This version of events is completely rejected by the U.S. Forces-Afghanistan.

“There was no incident in which ISAF forces burned Korans in Wardak,” said Capt. Elizabeth Mathias, of the U.S. Forces-Afghanistan public affairs office. “ISAF and Afghan forces conducted an investigation of the incident and determined that ‘the enemies of Afghanistan,’ as reported by local authorities, were responsible for the burning.”

Shahidullah Shahid, spokesman for the governor of Wardak, confirmed that Korans were burned, but assigned blame to three local youths who, he said, were addicted to hashish.

“We have begun a serious investigation into this incident,” he said. “The U.S. forces in Wardak respect the people’s culture and traditions. Last week they provided dozens of copies of the Koran as well as prayer-cloths to the local council in Jalrez district.”

But another government official, who spoke on condition of anonymity, said that the Americans were indeed behind the incident.

“The government of Wardak is hiding this incident in order to avoid problems,” he said.

The provincial government did appear eager to protect the Americans, something confirmed by the U.S. forces spokesperson.

“A mullah from the local Afghan National Army unit addressed people in Wardak earlier this week,” said Mathias. “In his comments, the mullah … described how the Taliban has used this tactic of burning the Holy Koran then blaming international forces to inflame the public in several provinces, and that these actions disrespect Islam and Afghanistan.”

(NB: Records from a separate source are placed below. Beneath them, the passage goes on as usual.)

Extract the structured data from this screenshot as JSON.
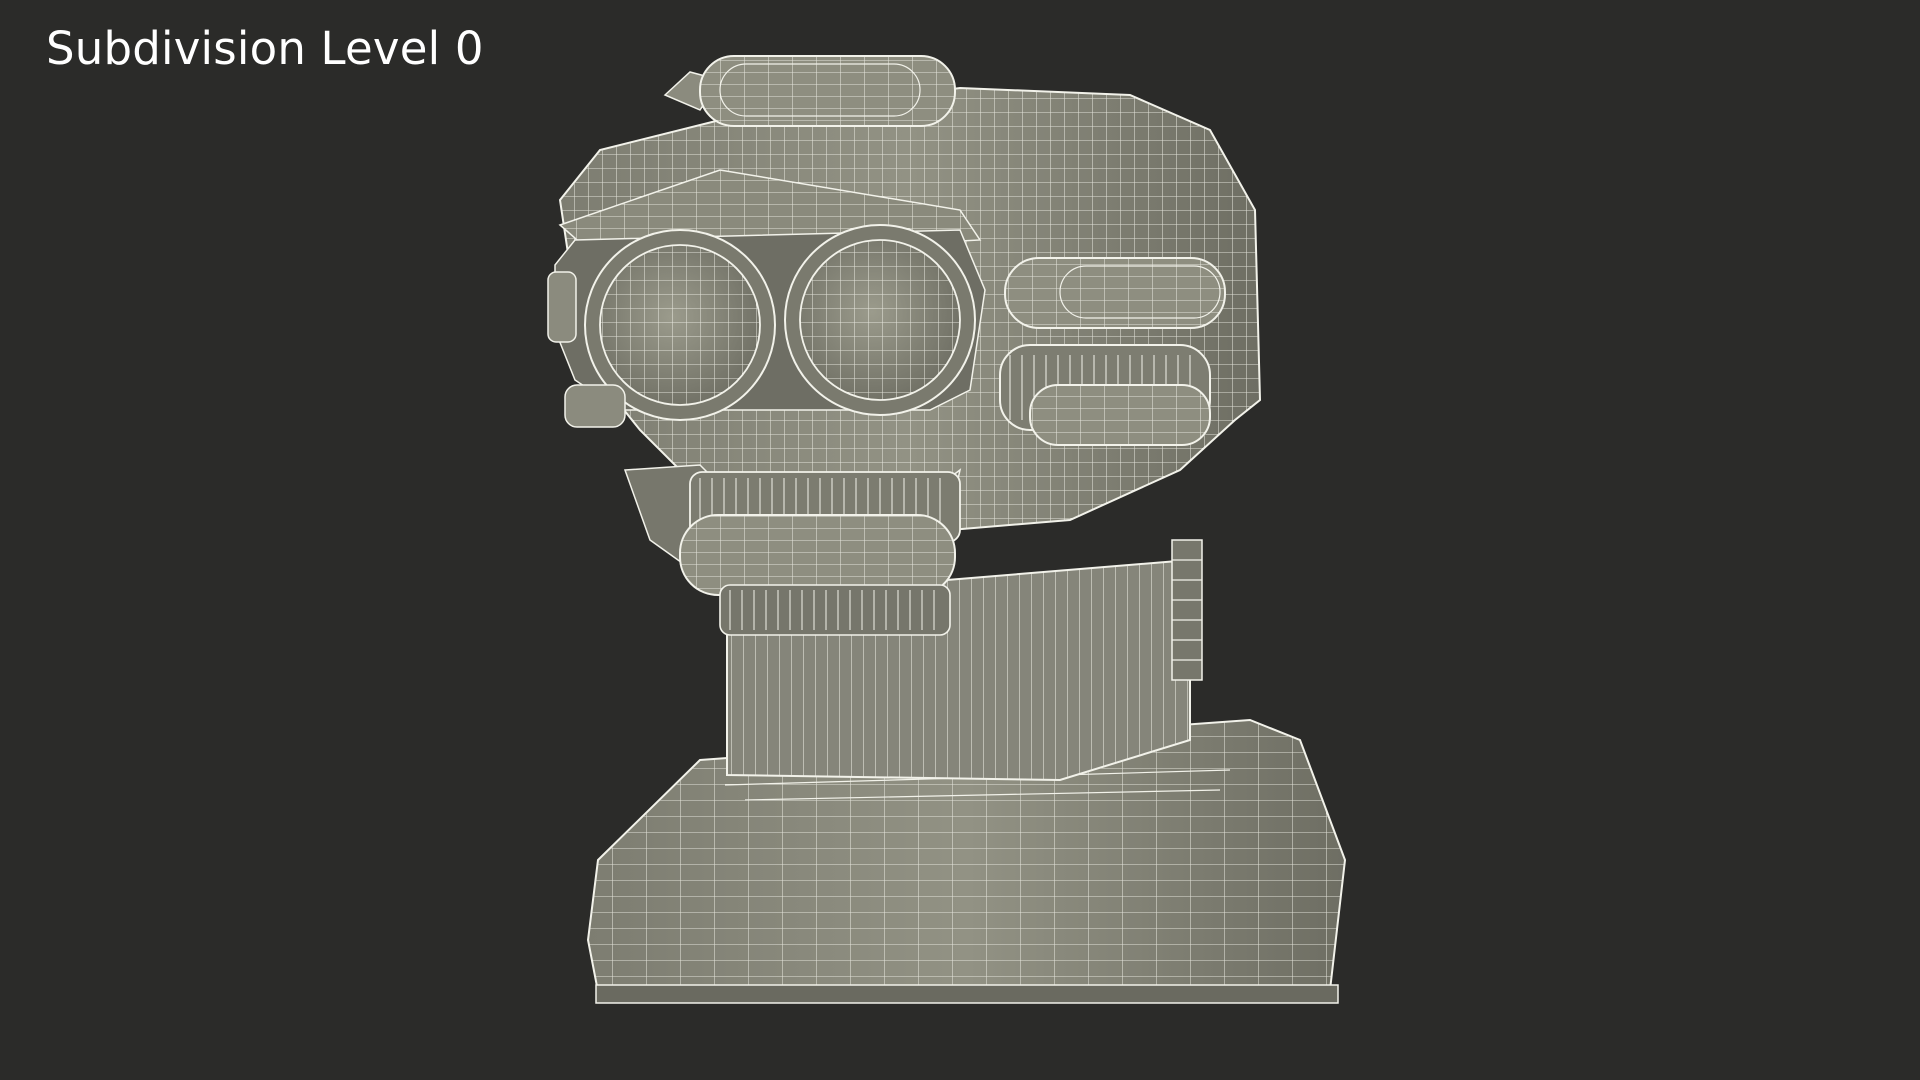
{
  "viewport": {
    "label": "Subdivision Level 0",
    "background_color": "#2b2b29",
    "mesh_fill_color": "#8e8e80",
    "mesh_wire_color": "#f2f2ea"
  },
  "model": {
    "icon": "robot-head-wireframe-model"
  }
}
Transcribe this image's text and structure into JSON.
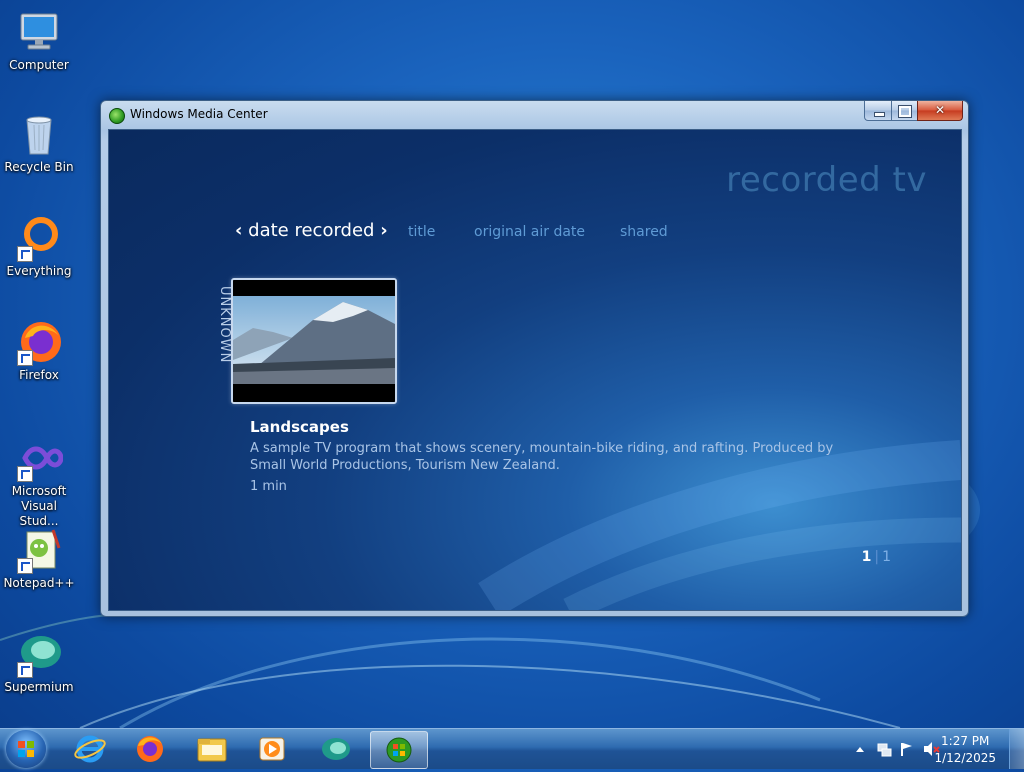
{
  "desktop": {
    "icons": [
      {
        "label": "Computer",
        "icon": "computer-icon"
      },
      {
        "label": "Recycle Bin",
        "icon": "recycle-bin-icon"
      },
      {
        "label": "Everything",
        "icon": "everything-icon"
      },
      {
        "label": "Firefox",
        "icon": "firefox-icon"
      },
      {
        "label": "Microsoft Visual Stud...",
        "icon": "visual-studio-icon"
      },
      {
        "label": "Notepad++",
        "icon": "notepad-plus-plus-icon"
      },
      {
        "label": "Supermium",
        "icon": "supermium-icon"
      }
    ]
  },
  "window": {
    "title": "Windows Media Center",
    "section_title": "recorded tv",
    "tabs": {
      "active_left": "‹",
      "active_label": "date recorded",
      "active_right": "›",
      "items": [
        "title",
        "original air date",
        "shared"
      ]
    },
    "program": {
      "group_label": "UNKNOWN",
      "title": "Landscapes",
      "description": "A sample TV program that shows scenery, mountain-bike riding, and rafting. Produced by Small World Productions, Tourism New Zealand.",
      "duration": "1 min"
    },
    "pager": {
      "current": "1",
      "separator": "|",
      "total": "1"
    }
  },
  "taskbar": {
    "items": [
      "start-orb",
      "internet-explorer-icon",
      "firefox-icon",
      "file-explorer-icon",
      "media-player-icon",
      "supermium-icon",
      "windows-media-center-icon"
    ],
    "clock_time": "1:27 PM",
    "clock_date": "1/12/2025"
  },
  "colors": {
    "desktop_blue": "#1a63bd",
    "wmc_background": "#0c2f68",
    "tab_inactive": "#5f9bd5",
    "section_title": "#3a72a8"
  }
}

Whatever the truth of the matter, Afghans seemed only too eager to believe the worst. Within days the news had spread throughout the country. Protests began in the capital of Wardak, Maidan Shahr. On Oct. 17, hundreds of students and residents marched in what they said was a peaceful protest against the insult to the Koran. They blocked the main road, which links Kandahar to Kabul, for more than three hours.

“We informed the police one day in advance that we were going to have a demonstration,” said one student from the local vocational school of agriculture, who was afraid to give his name because the local security forces had warned residents not to talk to the media. “But the police acted illegally. They shot at us, and firefighters directed water canons at us. One person was wounded and five others were arrested.”

The governor’s spokesman denied the student’s statement. “There was no advance notice,” said Shahid. “The demonstrations started spontaneously. The police began shooting in the air and dousing the protesters with water in order to avoid chaos. No one has been arrested and no one has been wounded.”

Wardak, like many other provinces in Afghanistan, has seen a recent spike in insurgent activity. Kabul residents with roots in Wardak say they can no longer visit family in their home villages, because the Taliban controls the roads and are notoriously suspicious of visitors from the capital.

U.S. troops have moved into the area, but have not as yet conducted large-scale military offensives. Instead, complain local residents, their presence provokes the kinds of attacks that sparked the Koran-burning incident.

Following the protests in Wardak, groups demonstrated in Nangahar, Kandahar, Khost, Logar, and, on Friday, on the outskirts of Kabul. Two people were killed, reportedly when Afghan National Police forces fired in the air.

In Afghanistan, with a high degree of illiteracy and an underdeveloped media sector, rumors often gain the status of truth. This makes it relatively easy for those in control of informal communications networks to spread whatever version of events they like. Rumors can serve as a spur to action, sometimes disastrously so. Unconfirmed reports that U.S. soldiers had desecrated the Koran in the Guantanamo Bay detention center three years ago caused riots that left at least four people dead and scores injured.

“In Afghanistan, rumors often become reality,” said Kim Barker, Edward R. Murrow media fellow at the Council on Foreign Relations.

The U.S. forces recognize the problem, even as they try to put their own spin on the recent events.

“I’m concerned because a rumor has gained such traction,” said Mathias. “Though insurgents often force people to demonstrate and propagate rumor to disrupt security.”

Habiburrahman Ibrahimi contributed to this report from Wardak.

Related Stories